The history of modern design is usually plotted as a straight line: a singular trajectory starting from the ubiquitous Viennese café chair. Accurate? Not exactly, according to Richard Born, the senior curator of Good Design in Europe and America, 1850–1950, an exhibition that opens July 8th at the Smart Museum of Art. “It all folds back on itself, sort of like a braid,” says Born. We examined his theory by studying four chairs and the designers’ influences on one another.
THE THEBES STOOL (late 19th century) Modeled on an ancient Egyptian form, this simple stool is presciently modern: The mystery artisan—likely a Brit—chose oak over ebony or exotic wood and resisted the Victorian inclination for lavish ornamentation. “The use of steamed and bent wooden planks for the seat also adds a note of modernity,” says Born.
FRANK LLOYD WRIGHT ROBIE HOUSE CHAIR (1908-10) Wright intended this commission, made of oak, to reflect the exterior of the Robie House—a concept he called the unified interior. “He eliminated all applied ornament in this spare design,” says Born, “relying instead on the natural qualities of the unpainted wood and the geometric precision of the chair’s exaggerated profile for decorative effect.”
Photography: (Robie chair) Phil Mrozinski, (Thebes stool) Tom Van Eynde
Credits: (All chairs) courtesy of Smart Museum of Art, University of Chicago (Thebes stool) late 19th century, gift of John Vinci, (Robie chair) circa 1909, George Mann Niedeckern, university transfer
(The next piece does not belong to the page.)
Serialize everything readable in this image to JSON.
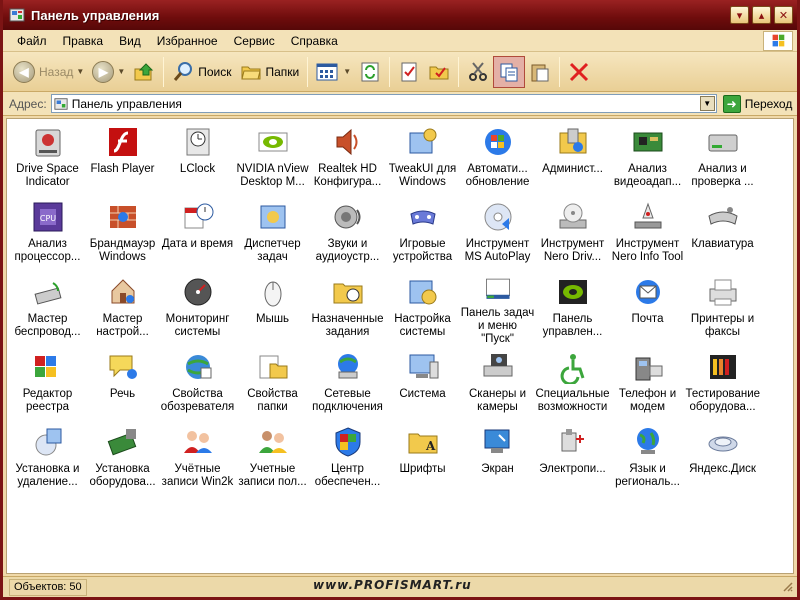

BREUER CHAIR (circa 1929) This iconic lounge chair represents the same ideals as the Thebes stool and Robie Houses chair: lack of applied ornament and use of oak. But the Hungarian-born creator, Marcel Breuer—a student and later a teacher at the Bauhaus—rejected the concept that all elements had to be handcrafted. Instead, he employed machine-age chrome legs and production-line assembly techniques.
EAMES DINING CHAIR (1946) A classic example of midcentury modern design. The curved plywood features recall the Thebes stool, but the chair was made on an assembly line, similar to Breuer’s lounge chair. Says Born: “Unlike Wright’s early furniture designs, which were unique commissions, or Bauhaus designs, which were luxury items manufactured on a limited scale, this dining chair was fully affordable, mass produced, and marketed widely in America and Europe at the time.”
GO: SMART MUSEUM OF ART at the University of Chicago, 5550 S. Greenwood Ave.; 773-702-0200, smartmuseum.uchicago.edu
Photography: Tom Van Eynde
Credits: (All chairs) courtesy of Smart Museum of Art, University of Chicago (Eames chair) 1946, Charles and Ray Eames, gift of Mr. and Mrs. Ernest R. Frueh, (Breuer chair) circa 1929, Marcel Breuer, gift of E. L. Menger